**Entries supplied**
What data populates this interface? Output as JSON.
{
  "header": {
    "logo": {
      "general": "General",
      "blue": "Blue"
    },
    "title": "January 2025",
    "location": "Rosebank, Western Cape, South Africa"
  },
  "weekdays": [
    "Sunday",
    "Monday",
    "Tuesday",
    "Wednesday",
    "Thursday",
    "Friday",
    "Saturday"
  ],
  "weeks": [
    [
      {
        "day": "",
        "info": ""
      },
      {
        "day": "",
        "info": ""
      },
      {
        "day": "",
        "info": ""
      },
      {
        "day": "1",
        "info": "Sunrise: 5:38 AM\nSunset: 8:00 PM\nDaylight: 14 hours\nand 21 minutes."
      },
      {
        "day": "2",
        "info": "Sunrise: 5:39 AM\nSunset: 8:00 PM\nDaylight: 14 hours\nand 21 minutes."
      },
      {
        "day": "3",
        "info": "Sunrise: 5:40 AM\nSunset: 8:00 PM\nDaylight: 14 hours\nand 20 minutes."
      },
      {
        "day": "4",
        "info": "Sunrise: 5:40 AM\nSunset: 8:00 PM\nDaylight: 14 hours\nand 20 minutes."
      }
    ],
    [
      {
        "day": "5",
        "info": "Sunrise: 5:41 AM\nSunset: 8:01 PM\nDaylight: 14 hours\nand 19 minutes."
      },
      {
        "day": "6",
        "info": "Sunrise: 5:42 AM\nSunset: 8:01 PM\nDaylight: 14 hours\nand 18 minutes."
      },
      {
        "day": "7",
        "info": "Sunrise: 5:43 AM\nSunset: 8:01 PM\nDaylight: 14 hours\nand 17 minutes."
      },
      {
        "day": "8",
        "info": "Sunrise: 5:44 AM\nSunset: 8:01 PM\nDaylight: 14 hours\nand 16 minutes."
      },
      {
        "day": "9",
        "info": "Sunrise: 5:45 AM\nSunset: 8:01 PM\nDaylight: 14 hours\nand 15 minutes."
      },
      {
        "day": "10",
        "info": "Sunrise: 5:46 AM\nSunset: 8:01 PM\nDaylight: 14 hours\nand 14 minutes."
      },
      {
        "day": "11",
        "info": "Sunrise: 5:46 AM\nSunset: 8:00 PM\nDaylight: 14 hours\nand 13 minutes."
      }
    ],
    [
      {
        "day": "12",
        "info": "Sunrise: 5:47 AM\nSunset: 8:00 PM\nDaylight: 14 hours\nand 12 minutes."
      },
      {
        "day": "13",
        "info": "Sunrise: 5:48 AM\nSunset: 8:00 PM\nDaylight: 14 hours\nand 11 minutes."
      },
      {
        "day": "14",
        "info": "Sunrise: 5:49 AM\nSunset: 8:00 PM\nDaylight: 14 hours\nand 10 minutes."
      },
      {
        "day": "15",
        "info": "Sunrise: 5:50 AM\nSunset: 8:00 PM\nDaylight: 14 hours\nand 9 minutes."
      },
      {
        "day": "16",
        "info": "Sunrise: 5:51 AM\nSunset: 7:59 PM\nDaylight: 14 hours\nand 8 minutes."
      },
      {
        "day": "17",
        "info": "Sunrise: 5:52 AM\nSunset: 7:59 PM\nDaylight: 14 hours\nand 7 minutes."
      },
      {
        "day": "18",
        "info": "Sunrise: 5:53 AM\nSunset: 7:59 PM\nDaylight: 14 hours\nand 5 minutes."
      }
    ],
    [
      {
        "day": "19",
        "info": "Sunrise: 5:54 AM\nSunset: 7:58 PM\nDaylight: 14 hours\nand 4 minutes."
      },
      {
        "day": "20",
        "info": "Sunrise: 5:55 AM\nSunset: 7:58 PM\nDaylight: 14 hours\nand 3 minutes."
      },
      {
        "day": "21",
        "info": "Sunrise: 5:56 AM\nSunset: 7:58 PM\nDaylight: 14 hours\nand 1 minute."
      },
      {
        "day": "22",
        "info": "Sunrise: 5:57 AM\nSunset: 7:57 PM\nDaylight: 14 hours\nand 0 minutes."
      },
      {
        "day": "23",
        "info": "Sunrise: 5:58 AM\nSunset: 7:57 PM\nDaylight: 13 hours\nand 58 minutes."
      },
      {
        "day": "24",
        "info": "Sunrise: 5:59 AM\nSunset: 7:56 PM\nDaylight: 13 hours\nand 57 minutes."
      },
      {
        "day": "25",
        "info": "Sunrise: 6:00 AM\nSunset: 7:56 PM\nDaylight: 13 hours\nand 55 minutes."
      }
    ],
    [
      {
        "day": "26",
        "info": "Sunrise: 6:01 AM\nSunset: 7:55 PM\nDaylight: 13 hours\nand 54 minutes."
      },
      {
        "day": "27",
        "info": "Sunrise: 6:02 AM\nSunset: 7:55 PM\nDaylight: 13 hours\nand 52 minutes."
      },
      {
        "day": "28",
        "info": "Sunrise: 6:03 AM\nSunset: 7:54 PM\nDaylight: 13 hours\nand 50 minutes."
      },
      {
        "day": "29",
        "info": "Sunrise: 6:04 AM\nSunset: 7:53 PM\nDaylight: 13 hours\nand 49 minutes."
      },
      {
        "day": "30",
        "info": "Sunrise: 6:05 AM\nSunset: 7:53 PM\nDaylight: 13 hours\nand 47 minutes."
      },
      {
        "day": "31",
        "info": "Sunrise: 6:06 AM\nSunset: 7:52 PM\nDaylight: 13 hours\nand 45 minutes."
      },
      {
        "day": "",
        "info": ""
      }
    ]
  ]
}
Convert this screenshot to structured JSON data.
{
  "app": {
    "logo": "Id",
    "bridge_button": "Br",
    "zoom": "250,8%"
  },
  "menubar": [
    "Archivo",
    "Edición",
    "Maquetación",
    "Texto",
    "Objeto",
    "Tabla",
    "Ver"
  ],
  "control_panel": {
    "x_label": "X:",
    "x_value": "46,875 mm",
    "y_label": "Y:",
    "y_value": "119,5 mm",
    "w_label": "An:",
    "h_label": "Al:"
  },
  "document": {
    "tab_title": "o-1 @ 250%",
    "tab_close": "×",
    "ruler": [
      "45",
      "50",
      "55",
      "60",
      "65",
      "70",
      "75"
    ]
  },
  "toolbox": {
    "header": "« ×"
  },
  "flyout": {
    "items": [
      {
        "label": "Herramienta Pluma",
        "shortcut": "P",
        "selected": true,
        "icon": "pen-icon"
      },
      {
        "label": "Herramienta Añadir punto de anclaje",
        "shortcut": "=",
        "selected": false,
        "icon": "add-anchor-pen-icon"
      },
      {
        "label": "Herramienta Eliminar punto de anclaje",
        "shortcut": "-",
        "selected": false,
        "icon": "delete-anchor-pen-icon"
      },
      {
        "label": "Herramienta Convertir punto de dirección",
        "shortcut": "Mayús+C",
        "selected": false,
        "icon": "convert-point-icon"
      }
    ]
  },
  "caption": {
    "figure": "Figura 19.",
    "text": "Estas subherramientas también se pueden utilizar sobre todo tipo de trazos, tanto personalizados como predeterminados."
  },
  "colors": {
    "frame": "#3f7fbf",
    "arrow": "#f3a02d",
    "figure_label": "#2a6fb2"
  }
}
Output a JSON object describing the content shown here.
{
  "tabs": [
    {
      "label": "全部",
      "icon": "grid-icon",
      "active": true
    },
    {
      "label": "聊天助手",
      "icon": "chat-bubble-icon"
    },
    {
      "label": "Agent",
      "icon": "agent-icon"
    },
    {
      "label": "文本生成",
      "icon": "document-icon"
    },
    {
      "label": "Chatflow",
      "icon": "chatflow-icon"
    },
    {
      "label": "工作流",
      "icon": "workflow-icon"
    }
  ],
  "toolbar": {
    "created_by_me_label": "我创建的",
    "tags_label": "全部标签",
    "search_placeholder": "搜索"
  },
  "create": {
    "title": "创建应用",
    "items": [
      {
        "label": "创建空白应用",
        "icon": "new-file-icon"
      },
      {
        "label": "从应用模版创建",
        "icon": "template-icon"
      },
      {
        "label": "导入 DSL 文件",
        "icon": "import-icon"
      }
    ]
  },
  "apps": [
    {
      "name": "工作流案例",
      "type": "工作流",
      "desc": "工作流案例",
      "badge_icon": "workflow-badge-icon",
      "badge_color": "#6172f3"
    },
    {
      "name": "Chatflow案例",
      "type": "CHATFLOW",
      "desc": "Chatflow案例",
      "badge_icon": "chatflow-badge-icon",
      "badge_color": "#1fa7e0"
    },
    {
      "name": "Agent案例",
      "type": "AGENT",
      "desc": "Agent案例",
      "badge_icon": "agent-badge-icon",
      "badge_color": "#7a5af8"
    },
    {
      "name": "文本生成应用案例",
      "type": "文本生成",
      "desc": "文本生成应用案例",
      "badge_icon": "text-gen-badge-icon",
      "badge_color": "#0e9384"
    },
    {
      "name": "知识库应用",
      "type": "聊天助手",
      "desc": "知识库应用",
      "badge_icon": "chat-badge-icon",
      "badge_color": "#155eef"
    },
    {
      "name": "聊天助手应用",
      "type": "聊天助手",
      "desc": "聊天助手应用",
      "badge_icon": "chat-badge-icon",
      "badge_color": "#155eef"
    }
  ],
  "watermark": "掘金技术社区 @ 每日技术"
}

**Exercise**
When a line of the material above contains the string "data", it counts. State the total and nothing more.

**Response to this task**
2